NOTE: Comment added by Cousin Shirl on 6/1: John Alex died during the Battle of Arras which began on 9 April 1917 - The following is a paragraph from the book - A Border Battalion, The 7/8th King's Own Scottish Borderers - "Sergeant-major Munro, after carrying away Private Morrison, who had been wounded, was mortally wounded when returning to Battalion Headquarters with the Signalling Officer, Lieut. Reay".

11 comments:

AutumnLeaves said...

Julie, your love of your ancestral history is so wonderful to hear and to read. Part of me is saddened that all three of these uncles are buried not together and far from home. Then part of me feels your pride for their service and that they are remembered for that in such a heartfelt way in their respective places of burial. I wish I knew half as much of my own family history.

Anonymous said...

John Alex died during the Battle of Arras which began on 9 April 1917 - The following is a paragraph from the book - A Border Battalion, The 7/8th King's Own Scottish Borderers - "Sergeant-major Munro, after carrying away Private Morrison, who had been wounded, was mortally wounded when returning to Battalion Headquarters with the Signalling Officer, Lieut. Reay".

Your post brought a tear to my eye again!
Shirley

Julie said...

Thank you so much, Shirl, for adding to my knowledge of this gallant man.

gemma said...

"There shall be/In that rich earth a richer dust concealed"....I do like to think the earth is made sweeter
by some of those buried here.
Wonderful post Julie.

Bridget's Fire said...

What an evocative and inspiring post.

I love the poems of Rupert Brooke. I found him through the autobiographies of Vera Brittain, who served as a nurse in France during WWI.

A great deal of who I am comes from Brittain's memoirs: my pacifism, feminism, and commitment to social justice. The generation that survived WWI came away both scarred and ready to change the world away from war. Many years later a psychic told me that in my last life I was a solider who died on the Somme, so perhaps that is why Brittain speaks to me so much.

Your memories of the losses in your own family show how the utter waste of WWI still lingers with us.

Thank you for carrying on the memory of your ancestors.

Mary said...

All wars are horrific but WW1 was definitely one of the worst.

Knowing so much about your family members is awesome Julie - I know you must have worked diligently to dig up so much history.

My trip was unbelievable......the best adventure of my entire life. Already I long to return to Africa for more!

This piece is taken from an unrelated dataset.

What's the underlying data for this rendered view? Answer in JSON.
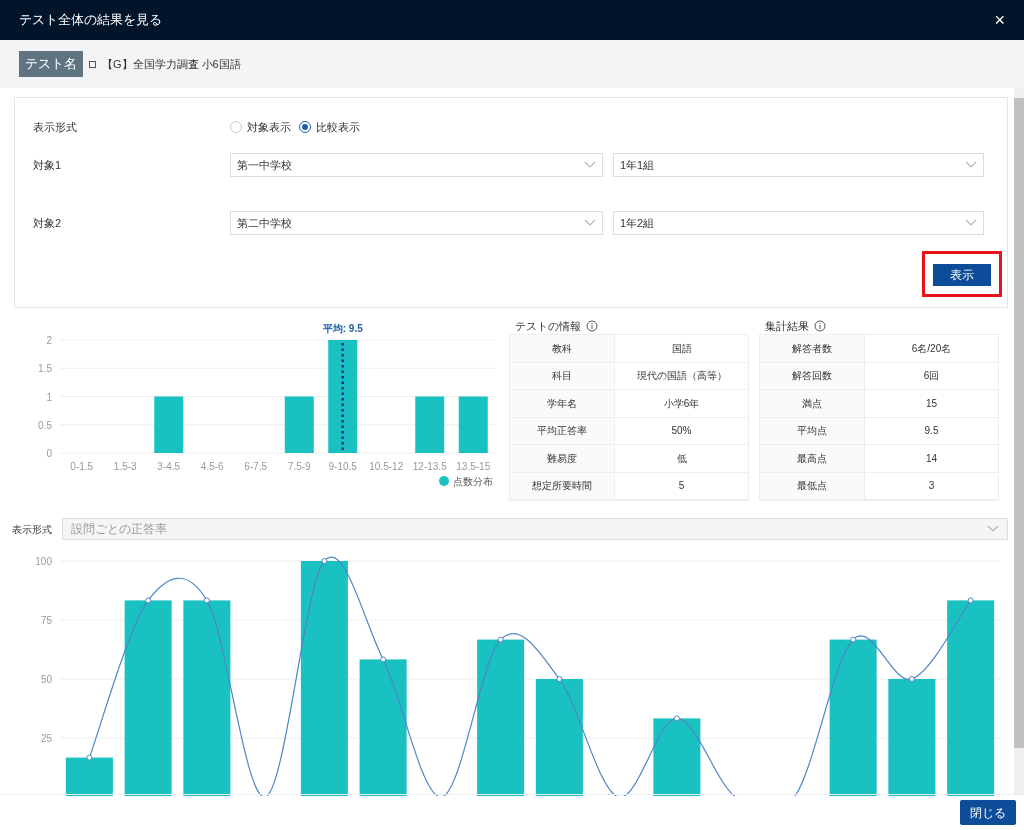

I've started posting - hope you can stop by.

Hugs, Mary

ruthie said...

Dear Julie, what a sad & moving story, this moved me even more so as. Oh the horrors of war. I have such mixed feelings pride in the men who fought and lost their lives and horror at the sheer waste of it all. This week my youngest and only son just passed his tests to join the british army training college and i am so torn. thinking of you and hoping you are well x

Annie said...

Julie, you have created a beautiful, heart-felt and deeply personal memorial to your lost family members.

gemma said...

Julie
missing you.

Anonymous said...

Julie, I really enjoy your blog. Hope all is well. I'm missing your wonderful stories.

Beth

Anonymous said...

On our trip to France in April this year we visited the caves underneath Arras where the allied troops gathered before the Battle of Arras - amazingly moving and humbling atmosphere!
Shirley